Shirley St. Hill was born in Brooklyn, New York, to an immigrant family from Barbados on November 30, 1924, (the 50th birthday of another maverick politician, Winston Churchill). She spent part of her childhood in Barbados in the care of her grandmother, and later credited her “British-style” education there for her facility with language. After graduating from college with high honors, she began a career in education, and later married a Jamaican immigrant named Conrad O. Chisholm, whose name she kept even after their divorce and her remarriage.
Her work in New York City’s Bureau of Child Welfare led to a lifetime of political activism. Her race and her gender, but especially the latter, posed significant obstacles when she turned her attention to elective politics. Whites and blacks alike would scold her for not attending to domestic chores and leaving politics to men. She was unfazed by the criticism and launched a successful campaign for a New York assembly seat in 1964. In Albany, she championed liberal causes and honed her political and rhetorical skills, all the while turning her eyes toward a bigger political stage.
The redistricted 12th Congressional District of New York provided the opportunity, and after triumphing in a crowded Democratic primary and a close general election, she arrived in Washington, DC in 1969, the only woman elected to the House of Representatives that year. She was to serve in Congress for seven terms, her tenure marked by devotion to the causes of education and childcare that had helped fuel her rise. Chisholm had an independent streak that sometimes alienated her liberal supporters; her biographer, Barbara Winslow, speculates, “she was thinking of her long-term future as a successful legislator, or she wanted to create allies in anticipation of a presidential run. We may never know; she never explained her shift in tactics.”
She launched her 1972 presidential campaign with a stirring announcement that included the memorable statement: “I am not the candidate of black America, although I am black and proud. I am not the candidate of the woman’s movement of this country, although I am a woman and I am equally proud of that.” For any two-term Member of Congress, a presidential run would have been an audacious exercise, but for Chisholm especially, it was particularly bold. Her striking campaign poster featured the slogan that had helped to carry her into Congress: “Unbought and Unbossed.”
Chisholm would never be president, but her 1972 campaign blazed a trail that would be followed by others decades later. As she later reflected, “I ran because somebody had to do it first…I ran because most people think the country is not ready for a black candidate, not ready for a woman candidate. Someday…”
Chisholm left Congress in 1983, and spent her political retirement working in education, including a professorship at Mount Holyoke College in Massachusetts. She was a popular speaker at colleges around the nation and a prominent supporter of Jesse Jackson’s presidential campaigns.
Honors kept coming, including a nomination by President Bill Clinton in 1993 to be ambassador to Jamaica, but she was too unwell to accept.
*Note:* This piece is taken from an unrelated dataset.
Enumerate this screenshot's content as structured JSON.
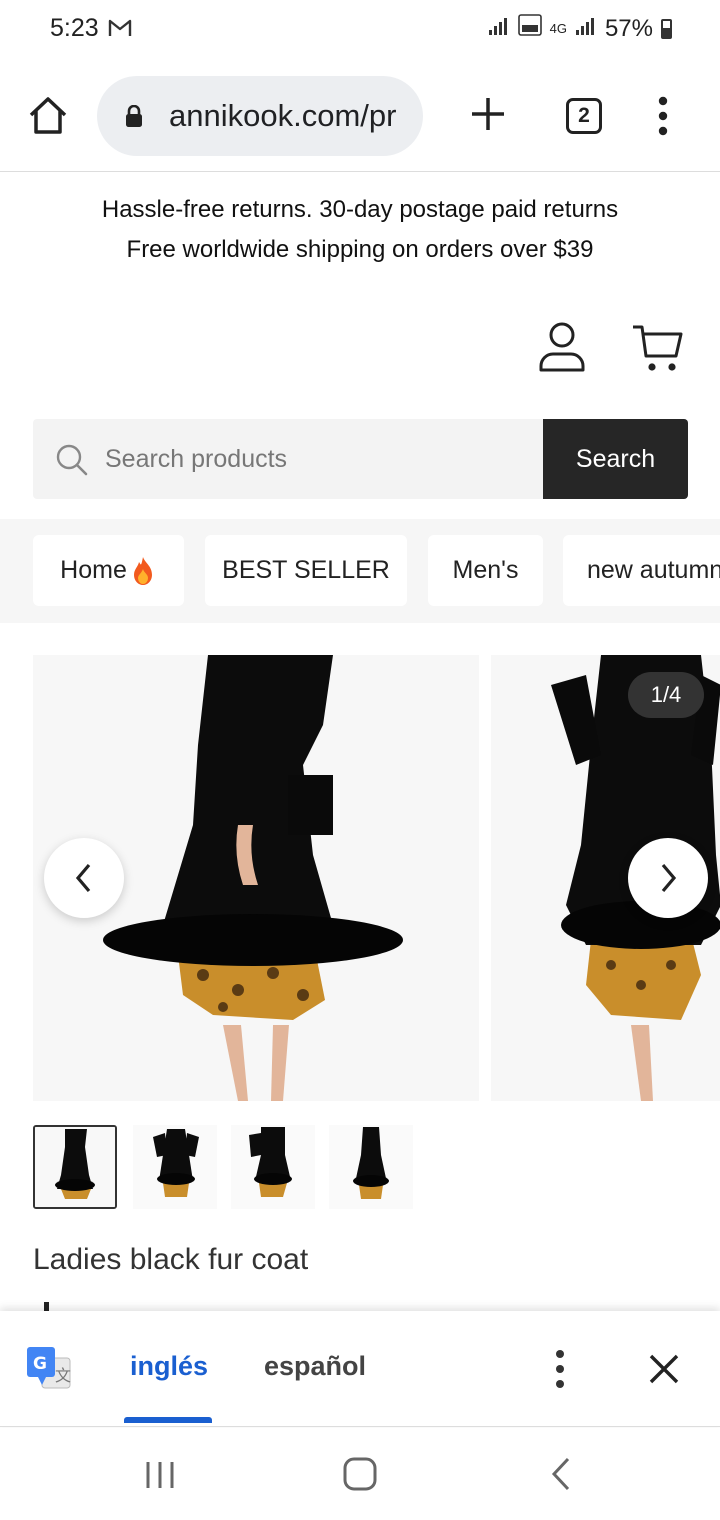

And yet she lived for another dozen years, dying at her Florida home on January 1, 2005. Her legacy as a civil rights pioneer was somewhat overlooked until recently, but now she is the subject of one television miniseries and two upcoming films. Her fame rests not on her achievements as a legislator, which were few, but her boldness and courage combating racism and especially sexism in American politics. She was not a champion of identity politics but rather a campaigner for equality—two very different things, often confused. As she said in a 1983 speech to high school students in Massachusetts, “We have really come too far to, again, be danced backwards into what others consider to be our place. Our place here and now is in America’s mainstream, and the upper swifter currents of the mainstream where we can assume greater responsibilities and collect the greater rewards that we are due.”
Michael F. Bishop, a writer and historian, is the former executive director of the International Churchill Society and the Abraham Lincoln Bicentennial Commission. He is the author of “We Shall Fight: Churchill’s Greatest Speech,” to be published by HarperCollins.